A recent report from our friends at Aberdeen Research entitled “Big Data for Small Budgets” makes a few good points describing how the recent Big Data phenomenon can find usage and benefit even in smaller companies.
Big Data is a new-ish term used to describe the notion of analyzing massive quantities of computer data and analytics derived from your company’s data sources in ways that drive improved selling or operations. That’s not a technical definition, mind you, just our interpretation of what matters. It can mean aggregating data from sales, social networks, CRM and a host of other sources to provide you with better information about what drives your clients or customers to buy from you. The idea is that the more you know about these factors, the better job you’ll do attracting (and selling to) more of those customers.
The article points out two things that companies often believe get in their way. One is the rapid growth of data that tends to put great strain on growing infrastructures. IT departments struggle to aggregate data from disparate sources. Complaints include… it takes too long… the data is not accessible… it’s too sliced… or, the volume of data is simply growing too rapidly.

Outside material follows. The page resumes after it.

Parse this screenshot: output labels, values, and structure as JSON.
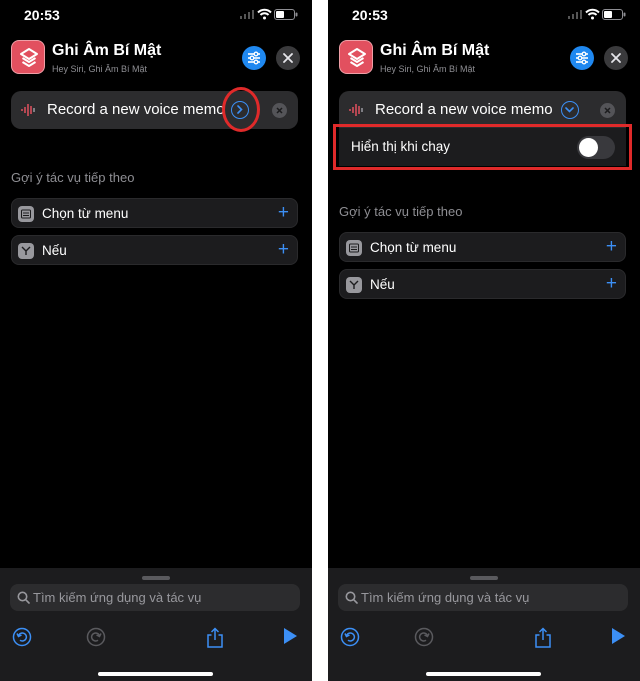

The other presumed limiter is that cost can be prohibitive for smaller organizations. In Aberdeen’s research, half the companies surveyed listed this cost as the great inhibitor to Big Data initiatives.
The flips side to these issues is the new business a Big Data initiative can provide. Surveyed organizations who engaged for such a project claimed a 12% year-over-year improvement in profits and grew their customer base by over 14% in the last year. These improvements were significantly better than those of companies without these initiatives.
Four technical areas were critical to success:
- Data integration – tools that allow companies to quickly and easily move data from one source to another
- In-memory computing – tools that provide high-speed data processing by utilizing RAM (as opposed to hard drives or other sources), thus providing data results 100 times faster
- Unstructured data management – tools (notably one called Hadoop) that allow firms to retrieve and analyze data from many disparate sources that don’t fit into the traditional relational database framework
- Data visualization – tools and business intelligence (BI) solutions that allow users to easily explore and digest information.
The Aberdeen report goes on to list a host of suppliers of Big Data solutions. Our only point is to point out that data is coming at you today from more sources than ever. Beyond the structured transactional data found in your ERP system, there’s also… social media; customer sentiment; unstructured internal data; human resources information; geographical information; digital and rich media; sensor data; and so on.
It’s a good time for even smaller companies to be thinking about this new era of ‘data collection’ in the newest sense of the word.
What are your key sources of customer info? Where does this info reside? Can you get at it? Can you analyze it readily, and turn it into meaningful business results? All food for thought…